When in doubt, leave it out. Keep the API as small as possible. Much easier to add later, whereas taking functionality out is near impossible without a massive breaking change. It should have a good power-to-weight ratio. End user of the API should be able to do a lot without learning a lot.

Don’t let implementation leak out. For example, don’t throw a SQL exception. The users of the API should not know or care how it’s implemented. The exceptions should be at the same level as the rest of the API.

Minimise Accessibility of Everything. Keep methods/variables for your class as private as possible. This encourages uncoupling and also restricts the public interface to a smaller/clearer set of components.

Names matter. An API is like a little language. It’s important to learn and speak the language. The two big points here are to avoid abbreviations and be consistent. Getting it right can read like prose:

if (Car.speed() > 2 * SPEED_LIMIT)
    speak.generateAlert("Watch out for the cops!");

This example is easy to read and makes sense without having to look up awkward names or method documentation.

Document well. No documentation of the API means people either guess, or look at the code. Both are bad. Looking at code is bad in a more subtle way, as the API becomes over-specified and harder to change. Users of the API can start relying on how something is implemented.

Do no warp API to gain performance. Design for the long haul. To further the point, have the API be predictable and not do slightly different things in some places to bypass bad performance.
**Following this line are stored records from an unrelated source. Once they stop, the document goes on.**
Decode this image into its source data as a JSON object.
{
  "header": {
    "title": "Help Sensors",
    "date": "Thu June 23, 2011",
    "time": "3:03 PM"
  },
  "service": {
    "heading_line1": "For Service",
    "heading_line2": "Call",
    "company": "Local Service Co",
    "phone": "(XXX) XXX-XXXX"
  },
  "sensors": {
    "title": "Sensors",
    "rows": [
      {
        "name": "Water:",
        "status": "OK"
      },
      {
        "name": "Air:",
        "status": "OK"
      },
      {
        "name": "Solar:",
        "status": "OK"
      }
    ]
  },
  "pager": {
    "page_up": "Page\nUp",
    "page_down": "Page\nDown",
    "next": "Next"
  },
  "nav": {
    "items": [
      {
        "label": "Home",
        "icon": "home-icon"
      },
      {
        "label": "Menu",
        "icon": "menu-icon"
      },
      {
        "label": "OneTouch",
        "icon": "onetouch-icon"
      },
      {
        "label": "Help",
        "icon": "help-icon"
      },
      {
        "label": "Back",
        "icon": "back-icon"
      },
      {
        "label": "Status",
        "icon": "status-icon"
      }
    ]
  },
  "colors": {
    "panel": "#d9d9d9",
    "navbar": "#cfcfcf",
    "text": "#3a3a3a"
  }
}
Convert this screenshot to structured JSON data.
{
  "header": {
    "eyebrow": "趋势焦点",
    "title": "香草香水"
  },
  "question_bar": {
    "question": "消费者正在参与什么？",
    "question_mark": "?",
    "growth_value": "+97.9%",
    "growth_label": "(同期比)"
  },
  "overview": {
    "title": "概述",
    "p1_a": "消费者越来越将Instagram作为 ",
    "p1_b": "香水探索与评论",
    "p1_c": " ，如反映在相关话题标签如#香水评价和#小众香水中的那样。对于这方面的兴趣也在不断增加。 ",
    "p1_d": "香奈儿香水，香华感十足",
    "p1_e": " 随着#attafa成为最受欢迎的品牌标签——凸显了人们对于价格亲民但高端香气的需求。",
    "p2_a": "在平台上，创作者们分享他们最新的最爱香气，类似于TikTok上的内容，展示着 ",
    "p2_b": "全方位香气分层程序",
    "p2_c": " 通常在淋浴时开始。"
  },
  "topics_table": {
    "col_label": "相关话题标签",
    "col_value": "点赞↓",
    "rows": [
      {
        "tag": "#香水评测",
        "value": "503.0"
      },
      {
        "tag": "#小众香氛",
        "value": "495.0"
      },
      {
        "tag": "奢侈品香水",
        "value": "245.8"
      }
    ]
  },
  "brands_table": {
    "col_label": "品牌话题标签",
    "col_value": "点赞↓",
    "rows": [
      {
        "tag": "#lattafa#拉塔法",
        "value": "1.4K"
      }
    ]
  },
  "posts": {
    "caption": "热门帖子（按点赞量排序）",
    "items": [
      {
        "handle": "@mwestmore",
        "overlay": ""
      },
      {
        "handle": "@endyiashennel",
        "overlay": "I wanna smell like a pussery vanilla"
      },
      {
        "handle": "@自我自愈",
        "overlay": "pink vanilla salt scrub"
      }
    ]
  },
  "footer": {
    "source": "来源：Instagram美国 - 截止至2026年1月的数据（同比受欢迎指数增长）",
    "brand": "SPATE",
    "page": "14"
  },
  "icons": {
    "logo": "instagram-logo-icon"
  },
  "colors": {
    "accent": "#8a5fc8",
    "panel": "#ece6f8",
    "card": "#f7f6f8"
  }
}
Bad performance can likely be fixed in the future, whereas strange API behaviour that becomes relied upon cannot.

Do what is customary for the platform. Mimic patterns in core APIs and language. The thinking here is that those who know and use the core APIs will easily be able to use yours.

Principles for API Methods

Don’t require the client to do anything the module can do. This leads to lots of back and forth and boiler plate code. Boiler plate code just opens more opportunities for bugs!

Don’t violate the principle of least astonishment. This is worth extra implementation, even if it brings reduced performance. I enjoyed Joshua’s real example at this point:

public class Thread implements Runnable {
    // Tests whether current thread has been interrupted.
    <strong>// Clears the interupetd status of current thread</strong>
    public static boolean interruped();

This violates least astonishment. It should really be called clearInterrupt() or similar, and as a secondary action return the old interrupt status to you. Instead the name implies it won’t make any changes, and thus lots of broken code is out there using this.

Fail fast. Report errors as soon as possible, ideally at compile time! If the user passes in garbage data, you should tell them as soon as possible.

Allow data to be returned in programmatic form. If data is only provided as some printable string then users will need to parse this to get the data. This means the string format is then relied upon as well.

Use appropriate parameter and return types. Be as specific as possible. Don’t use a string if a better type exists (Easy example being boolean instead of something that returns ‘yes’/’no’).

Be consistent with parameter ordering across methods. This is especially problematic if the type of parameters are the same, as the user won’t necessarily know they’ve done something wrong.

foo_copy( src dest)
bar_copy( dest src)

Clearly this is going to catch someone out sooner or later!

Three or fewer parameters is ideal. Try to avoid lots of the same type of parameter, as messing up the order won’t show as an error at compile time. If you need more consider breaking up the method, or passing in an object/hash/similar that logically groups a set of the parameters.

Back to posts